John Moore, PCA, Growers Crop Consulting, Bakersfield:
“Spider mites are laying low but they are present and getting ready to jump, I suspect. I’ve written several recommendations with the expectation that they will blow up in hot spots.
“With all this rain, you would think they would have washed but they are still in the trees. Over the past couple of days (from 6/7), we’ve been seeing both eggs and immatures and already were noticing slight webbing on leaves on those small shoots in the crotches of trees.
“As mites move up the trunk, those leaves are generally the first they reach. As pressure increases, mites begin moving to the tree’s outside canopy. Once they’ve transitioned to the outside canopy – and that can happen fast – you’ve missed the opportunity to spray. All it will take now is a couple of 100-degree days to put all that into motion.
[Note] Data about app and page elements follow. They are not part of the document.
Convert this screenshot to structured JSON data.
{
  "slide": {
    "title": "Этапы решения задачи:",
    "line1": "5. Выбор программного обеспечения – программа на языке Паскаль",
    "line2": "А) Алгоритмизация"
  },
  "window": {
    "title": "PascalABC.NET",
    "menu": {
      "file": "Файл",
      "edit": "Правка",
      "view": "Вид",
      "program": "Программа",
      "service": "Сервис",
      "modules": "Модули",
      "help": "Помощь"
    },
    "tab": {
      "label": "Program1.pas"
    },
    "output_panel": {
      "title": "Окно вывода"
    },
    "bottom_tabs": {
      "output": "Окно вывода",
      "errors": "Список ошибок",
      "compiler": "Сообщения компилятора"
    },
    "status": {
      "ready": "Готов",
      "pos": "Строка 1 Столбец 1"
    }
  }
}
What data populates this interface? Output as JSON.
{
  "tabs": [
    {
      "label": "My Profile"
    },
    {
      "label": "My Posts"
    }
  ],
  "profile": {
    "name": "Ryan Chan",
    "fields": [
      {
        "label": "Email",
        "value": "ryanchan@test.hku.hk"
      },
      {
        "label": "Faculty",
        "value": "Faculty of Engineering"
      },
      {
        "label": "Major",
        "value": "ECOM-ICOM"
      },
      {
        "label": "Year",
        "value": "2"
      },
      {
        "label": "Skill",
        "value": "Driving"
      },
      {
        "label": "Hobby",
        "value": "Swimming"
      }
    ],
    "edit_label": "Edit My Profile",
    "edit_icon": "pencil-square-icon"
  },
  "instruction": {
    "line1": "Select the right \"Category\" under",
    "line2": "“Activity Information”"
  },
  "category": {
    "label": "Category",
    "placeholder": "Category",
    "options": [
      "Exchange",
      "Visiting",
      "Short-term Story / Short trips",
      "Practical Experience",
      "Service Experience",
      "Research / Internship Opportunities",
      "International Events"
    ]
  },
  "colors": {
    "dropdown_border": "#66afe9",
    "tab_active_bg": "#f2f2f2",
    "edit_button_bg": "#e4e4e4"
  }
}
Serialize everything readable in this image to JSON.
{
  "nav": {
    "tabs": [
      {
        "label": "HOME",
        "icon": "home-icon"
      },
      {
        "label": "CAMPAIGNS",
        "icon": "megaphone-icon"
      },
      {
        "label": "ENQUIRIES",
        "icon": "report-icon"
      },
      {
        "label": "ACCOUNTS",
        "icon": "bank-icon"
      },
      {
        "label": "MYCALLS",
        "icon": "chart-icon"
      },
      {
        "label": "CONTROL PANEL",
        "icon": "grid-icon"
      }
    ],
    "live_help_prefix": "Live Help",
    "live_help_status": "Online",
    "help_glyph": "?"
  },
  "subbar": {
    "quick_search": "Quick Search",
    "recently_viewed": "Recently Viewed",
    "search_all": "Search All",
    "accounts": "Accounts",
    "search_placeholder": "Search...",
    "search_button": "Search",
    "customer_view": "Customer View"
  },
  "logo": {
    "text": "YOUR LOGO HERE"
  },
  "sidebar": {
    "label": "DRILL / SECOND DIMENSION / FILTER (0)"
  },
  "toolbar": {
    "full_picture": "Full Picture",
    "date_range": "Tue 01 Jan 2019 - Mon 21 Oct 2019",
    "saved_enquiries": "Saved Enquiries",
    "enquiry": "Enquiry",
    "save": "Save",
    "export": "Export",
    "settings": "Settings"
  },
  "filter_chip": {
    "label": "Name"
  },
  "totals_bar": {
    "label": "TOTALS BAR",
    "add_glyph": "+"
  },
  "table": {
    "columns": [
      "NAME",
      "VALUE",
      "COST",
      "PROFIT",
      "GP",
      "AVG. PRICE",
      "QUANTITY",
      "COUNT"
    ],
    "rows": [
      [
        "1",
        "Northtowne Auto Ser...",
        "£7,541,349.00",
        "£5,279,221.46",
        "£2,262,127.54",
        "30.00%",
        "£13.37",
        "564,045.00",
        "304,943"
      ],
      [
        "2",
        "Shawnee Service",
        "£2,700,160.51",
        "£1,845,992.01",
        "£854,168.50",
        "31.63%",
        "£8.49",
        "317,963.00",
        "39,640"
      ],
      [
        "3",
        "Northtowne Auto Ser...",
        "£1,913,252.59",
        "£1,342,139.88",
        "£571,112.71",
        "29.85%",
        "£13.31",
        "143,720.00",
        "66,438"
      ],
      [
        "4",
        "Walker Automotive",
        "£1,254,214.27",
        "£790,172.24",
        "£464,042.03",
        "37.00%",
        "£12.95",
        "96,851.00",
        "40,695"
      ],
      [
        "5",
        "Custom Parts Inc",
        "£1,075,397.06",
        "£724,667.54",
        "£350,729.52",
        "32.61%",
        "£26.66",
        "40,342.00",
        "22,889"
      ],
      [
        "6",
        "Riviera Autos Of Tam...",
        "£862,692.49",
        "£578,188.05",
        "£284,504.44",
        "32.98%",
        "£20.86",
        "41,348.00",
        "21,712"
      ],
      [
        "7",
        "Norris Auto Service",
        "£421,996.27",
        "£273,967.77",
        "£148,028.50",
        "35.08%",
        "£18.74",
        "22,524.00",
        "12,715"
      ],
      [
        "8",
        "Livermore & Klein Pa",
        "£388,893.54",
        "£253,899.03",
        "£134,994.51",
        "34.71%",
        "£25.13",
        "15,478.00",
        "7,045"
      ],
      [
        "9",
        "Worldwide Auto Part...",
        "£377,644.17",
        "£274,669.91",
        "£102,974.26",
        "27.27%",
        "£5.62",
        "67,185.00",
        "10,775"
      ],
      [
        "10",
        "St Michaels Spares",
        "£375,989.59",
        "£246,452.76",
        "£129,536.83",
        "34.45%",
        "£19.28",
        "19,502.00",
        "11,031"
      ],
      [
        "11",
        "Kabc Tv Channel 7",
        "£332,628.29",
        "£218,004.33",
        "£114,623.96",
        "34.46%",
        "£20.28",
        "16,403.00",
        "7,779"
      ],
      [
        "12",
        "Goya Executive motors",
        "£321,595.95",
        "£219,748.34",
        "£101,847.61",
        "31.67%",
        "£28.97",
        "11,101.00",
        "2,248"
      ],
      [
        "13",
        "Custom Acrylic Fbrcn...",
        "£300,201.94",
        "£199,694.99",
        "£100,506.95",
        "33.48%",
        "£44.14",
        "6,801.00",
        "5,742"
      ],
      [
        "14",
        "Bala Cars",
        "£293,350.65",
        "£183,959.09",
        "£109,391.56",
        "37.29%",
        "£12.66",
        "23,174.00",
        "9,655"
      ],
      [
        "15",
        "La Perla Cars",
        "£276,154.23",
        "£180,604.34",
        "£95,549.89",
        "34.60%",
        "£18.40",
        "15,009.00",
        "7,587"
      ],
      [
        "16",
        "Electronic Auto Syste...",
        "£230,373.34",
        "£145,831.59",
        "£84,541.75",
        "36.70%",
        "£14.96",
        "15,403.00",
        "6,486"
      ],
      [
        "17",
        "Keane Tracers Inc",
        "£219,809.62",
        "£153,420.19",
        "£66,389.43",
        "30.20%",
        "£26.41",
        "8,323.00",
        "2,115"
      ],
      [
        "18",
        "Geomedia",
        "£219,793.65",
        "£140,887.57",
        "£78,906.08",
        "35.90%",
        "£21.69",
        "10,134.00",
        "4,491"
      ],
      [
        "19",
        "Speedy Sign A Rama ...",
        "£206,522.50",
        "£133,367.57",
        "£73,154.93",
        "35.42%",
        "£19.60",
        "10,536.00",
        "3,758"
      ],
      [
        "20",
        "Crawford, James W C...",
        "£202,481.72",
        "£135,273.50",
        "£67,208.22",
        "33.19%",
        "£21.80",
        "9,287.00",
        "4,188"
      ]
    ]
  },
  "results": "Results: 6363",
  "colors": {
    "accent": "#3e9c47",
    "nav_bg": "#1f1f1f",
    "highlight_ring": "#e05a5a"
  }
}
“The trees look absolutely fabulous. The rain, I think, came at times when they weren’t stressed, and this appears to be a huge crop. Pistachios are growing well.”
Brian Gogue, PCA, Helena Agri-Enterprises, LLC, Hanford:
“I’m dealing with all the complications caused by hail damage on May 19. I think I’ll lose about 450 acres of cotton and tomatoes but another 3,000 acres suffered some degree of damage from minimum to significant. It wiped out thousands of acres altogether. I don’t think anyone has ever seen hail damage to this extent.
“In almonds, we wrapped up the final nitrogen applications last week. Things look really good, overall. We had brown mites in a couple of fields but got those cleaned up. No twospotted spider mites have appeared yet.
“With all the rain, I figured we would find more rust. But it’s only developed on one ranch, and we treated those trees the week before last. Otherwise, disease in almonds is pretty much in check. I think we’re 4 to 5 weeks out from hull split. That’s close to last year’s timing and close to what is considered normal.
“In pistachios, we’ve cleaned up a few more bugs here and there over the last 3 weeks. We’ve included a foliar with the applications. Also, we’ve treated a couple of problem blocks for mealybugs. In general, pistachios look pretty good, aside from one block pounded by hail – and it happened to be my best looking block this year.
“A few guys are putting sunblock on walnuts ahead of the heat in next week’s forecast. We’re planning the next spray in walnuts, and it will fall around the middle of the month. It’s the timing for the 2A codling moth flight but they aren’t much of an issue for us, so we’ll go with a miticide and a fungicide for botryosphaeria.
“Most guys will do one fungicide spray on walnuts this year with just a few making a second. It’s a light crop and prices haven’t come up much, so most will minimize that input.
“Much of my cotton was right in the heart of the hail damage. I lost some cotton – it’s dead, dead, dead – and we’re making decisions on some of the other acres. Lygus are coming into every acre I’ve got and I’m hearing that from everyone else. I’m writing recs on any cotton that’s still surviving.